#### About this exercise
A single number is required: the count of lines in the following entries that include the word "Volume".

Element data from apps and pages

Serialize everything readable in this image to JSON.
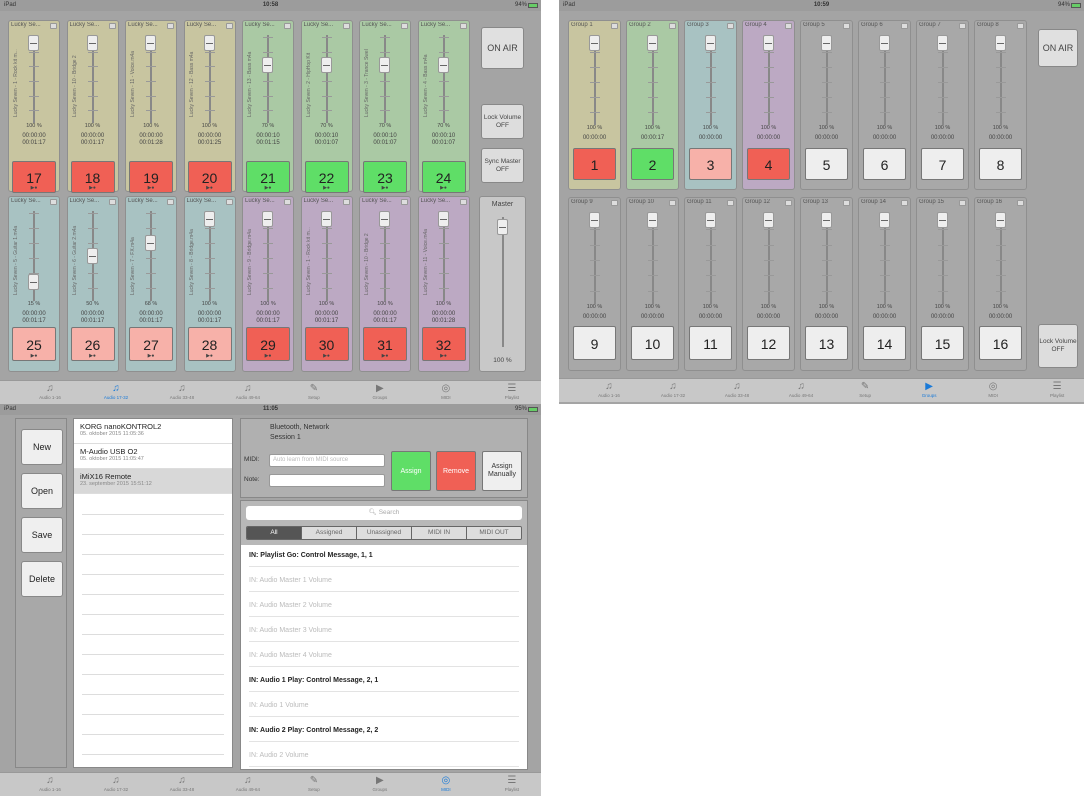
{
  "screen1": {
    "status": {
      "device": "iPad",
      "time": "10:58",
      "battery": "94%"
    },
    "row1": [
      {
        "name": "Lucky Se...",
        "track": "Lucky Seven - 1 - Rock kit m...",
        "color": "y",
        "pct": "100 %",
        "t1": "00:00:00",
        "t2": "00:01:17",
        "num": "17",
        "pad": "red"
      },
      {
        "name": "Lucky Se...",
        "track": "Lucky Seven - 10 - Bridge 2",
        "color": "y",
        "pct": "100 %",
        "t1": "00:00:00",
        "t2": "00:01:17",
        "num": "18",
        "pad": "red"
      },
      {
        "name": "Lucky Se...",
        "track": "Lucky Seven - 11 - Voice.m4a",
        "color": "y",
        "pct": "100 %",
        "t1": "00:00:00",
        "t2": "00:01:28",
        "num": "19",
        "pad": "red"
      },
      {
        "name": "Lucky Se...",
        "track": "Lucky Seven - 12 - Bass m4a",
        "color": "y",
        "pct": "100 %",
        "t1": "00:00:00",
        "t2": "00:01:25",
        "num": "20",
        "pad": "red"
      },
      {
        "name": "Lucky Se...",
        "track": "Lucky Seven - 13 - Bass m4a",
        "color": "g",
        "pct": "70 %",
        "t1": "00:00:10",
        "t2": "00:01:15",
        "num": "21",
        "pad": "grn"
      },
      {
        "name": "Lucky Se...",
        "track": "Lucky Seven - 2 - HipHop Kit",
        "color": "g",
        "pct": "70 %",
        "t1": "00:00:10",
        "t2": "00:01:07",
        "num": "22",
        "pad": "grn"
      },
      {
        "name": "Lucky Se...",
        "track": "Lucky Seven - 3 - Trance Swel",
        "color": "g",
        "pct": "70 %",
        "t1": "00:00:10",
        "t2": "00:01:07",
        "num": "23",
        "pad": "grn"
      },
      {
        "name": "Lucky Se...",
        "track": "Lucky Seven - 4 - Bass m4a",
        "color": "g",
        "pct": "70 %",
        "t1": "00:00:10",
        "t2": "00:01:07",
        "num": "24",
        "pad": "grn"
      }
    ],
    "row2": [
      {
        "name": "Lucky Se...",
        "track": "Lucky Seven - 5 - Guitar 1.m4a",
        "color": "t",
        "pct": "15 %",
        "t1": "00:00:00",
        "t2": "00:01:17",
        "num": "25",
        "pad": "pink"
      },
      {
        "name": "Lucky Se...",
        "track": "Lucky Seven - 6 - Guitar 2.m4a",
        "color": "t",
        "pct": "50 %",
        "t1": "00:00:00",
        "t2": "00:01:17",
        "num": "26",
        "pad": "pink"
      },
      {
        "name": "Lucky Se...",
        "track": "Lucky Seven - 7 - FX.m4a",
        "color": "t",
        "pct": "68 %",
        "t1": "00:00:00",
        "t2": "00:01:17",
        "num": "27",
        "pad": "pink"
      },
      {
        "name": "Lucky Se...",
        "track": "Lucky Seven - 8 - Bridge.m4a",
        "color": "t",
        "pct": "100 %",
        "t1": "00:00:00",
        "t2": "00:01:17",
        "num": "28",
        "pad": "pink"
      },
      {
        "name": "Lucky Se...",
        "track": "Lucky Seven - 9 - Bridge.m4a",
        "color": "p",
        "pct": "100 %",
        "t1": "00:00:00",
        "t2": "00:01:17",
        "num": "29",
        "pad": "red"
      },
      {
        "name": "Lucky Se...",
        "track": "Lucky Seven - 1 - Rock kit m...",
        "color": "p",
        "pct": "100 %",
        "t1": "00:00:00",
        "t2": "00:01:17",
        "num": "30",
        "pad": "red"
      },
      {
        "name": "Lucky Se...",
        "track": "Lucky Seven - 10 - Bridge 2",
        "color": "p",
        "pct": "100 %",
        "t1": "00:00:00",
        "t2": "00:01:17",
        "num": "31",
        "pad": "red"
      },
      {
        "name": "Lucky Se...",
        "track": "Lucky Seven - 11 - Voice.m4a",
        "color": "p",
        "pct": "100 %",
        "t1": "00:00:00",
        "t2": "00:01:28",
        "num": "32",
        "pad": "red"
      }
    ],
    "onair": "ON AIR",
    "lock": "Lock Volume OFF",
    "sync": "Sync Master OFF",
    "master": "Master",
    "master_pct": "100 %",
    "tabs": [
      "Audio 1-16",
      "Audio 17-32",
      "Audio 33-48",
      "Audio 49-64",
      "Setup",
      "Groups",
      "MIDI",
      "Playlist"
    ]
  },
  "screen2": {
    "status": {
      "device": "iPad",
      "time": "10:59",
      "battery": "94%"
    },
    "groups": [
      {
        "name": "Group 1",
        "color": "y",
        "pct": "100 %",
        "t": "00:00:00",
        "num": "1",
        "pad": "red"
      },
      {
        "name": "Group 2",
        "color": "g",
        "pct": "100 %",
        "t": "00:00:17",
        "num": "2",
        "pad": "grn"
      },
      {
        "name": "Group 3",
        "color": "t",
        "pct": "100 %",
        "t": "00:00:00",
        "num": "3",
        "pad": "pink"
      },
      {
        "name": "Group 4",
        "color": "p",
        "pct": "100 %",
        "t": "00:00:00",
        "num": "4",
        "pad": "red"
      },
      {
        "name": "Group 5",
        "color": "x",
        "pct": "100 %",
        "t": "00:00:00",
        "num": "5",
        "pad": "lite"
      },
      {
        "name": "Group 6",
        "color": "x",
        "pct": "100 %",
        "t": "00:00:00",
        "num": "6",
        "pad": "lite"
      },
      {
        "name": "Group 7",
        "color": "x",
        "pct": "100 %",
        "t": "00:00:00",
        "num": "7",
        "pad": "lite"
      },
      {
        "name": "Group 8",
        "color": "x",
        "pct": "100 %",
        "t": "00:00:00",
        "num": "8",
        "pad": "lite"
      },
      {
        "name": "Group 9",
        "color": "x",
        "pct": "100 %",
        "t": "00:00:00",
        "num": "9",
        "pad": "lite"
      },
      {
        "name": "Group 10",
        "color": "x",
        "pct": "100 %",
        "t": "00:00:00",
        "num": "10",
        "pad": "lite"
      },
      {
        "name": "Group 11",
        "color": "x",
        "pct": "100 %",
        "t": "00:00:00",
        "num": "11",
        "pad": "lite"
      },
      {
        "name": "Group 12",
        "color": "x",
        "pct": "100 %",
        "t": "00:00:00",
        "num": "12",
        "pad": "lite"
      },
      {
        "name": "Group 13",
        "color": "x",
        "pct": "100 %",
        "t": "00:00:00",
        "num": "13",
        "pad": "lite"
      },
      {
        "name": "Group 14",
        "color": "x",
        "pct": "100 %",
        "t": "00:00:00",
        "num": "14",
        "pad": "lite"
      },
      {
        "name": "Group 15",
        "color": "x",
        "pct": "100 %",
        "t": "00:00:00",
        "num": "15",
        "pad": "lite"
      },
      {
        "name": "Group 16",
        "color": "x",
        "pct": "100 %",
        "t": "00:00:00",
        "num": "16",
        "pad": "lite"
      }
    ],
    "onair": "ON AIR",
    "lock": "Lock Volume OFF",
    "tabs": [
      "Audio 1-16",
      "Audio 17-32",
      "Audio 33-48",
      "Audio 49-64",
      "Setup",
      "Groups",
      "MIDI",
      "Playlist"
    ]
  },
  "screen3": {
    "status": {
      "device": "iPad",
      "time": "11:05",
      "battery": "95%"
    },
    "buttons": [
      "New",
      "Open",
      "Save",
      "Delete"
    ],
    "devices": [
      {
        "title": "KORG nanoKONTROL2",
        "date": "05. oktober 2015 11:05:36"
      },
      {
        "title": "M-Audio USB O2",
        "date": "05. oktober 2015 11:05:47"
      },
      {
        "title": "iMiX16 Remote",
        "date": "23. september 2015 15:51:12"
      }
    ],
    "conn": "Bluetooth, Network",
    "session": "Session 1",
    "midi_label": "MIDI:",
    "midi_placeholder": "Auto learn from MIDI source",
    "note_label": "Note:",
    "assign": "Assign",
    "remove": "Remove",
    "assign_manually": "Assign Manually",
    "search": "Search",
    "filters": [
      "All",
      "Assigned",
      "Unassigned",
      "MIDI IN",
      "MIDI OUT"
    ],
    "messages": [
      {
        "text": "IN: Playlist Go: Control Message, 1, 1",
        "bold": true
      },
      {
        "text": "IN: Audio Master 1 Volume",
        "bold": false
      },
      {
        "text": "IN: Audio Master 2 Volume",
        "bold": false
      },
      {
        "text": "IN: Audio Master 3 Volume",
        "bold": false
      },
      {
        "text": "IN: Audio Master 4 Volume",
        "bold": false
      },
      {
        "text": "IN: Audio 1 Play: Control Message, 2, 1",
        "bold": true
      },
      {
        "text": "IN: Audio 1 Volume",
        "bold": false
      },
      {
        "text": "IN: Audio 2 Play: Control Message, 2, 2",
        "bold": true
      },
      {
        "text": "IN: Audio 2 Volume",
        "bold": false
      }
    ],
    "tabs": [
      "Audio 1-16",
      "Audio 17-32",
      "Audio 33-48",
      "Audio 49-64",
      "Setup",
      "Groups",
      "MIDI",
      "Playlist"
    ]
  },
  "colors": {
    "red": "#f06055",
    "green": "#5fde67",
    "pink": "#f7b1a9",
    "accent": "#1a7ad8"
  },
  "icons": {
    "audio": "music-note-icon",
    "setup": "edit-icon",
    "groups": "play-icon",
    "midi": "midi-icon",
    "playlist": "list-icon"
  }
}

#### Task response
8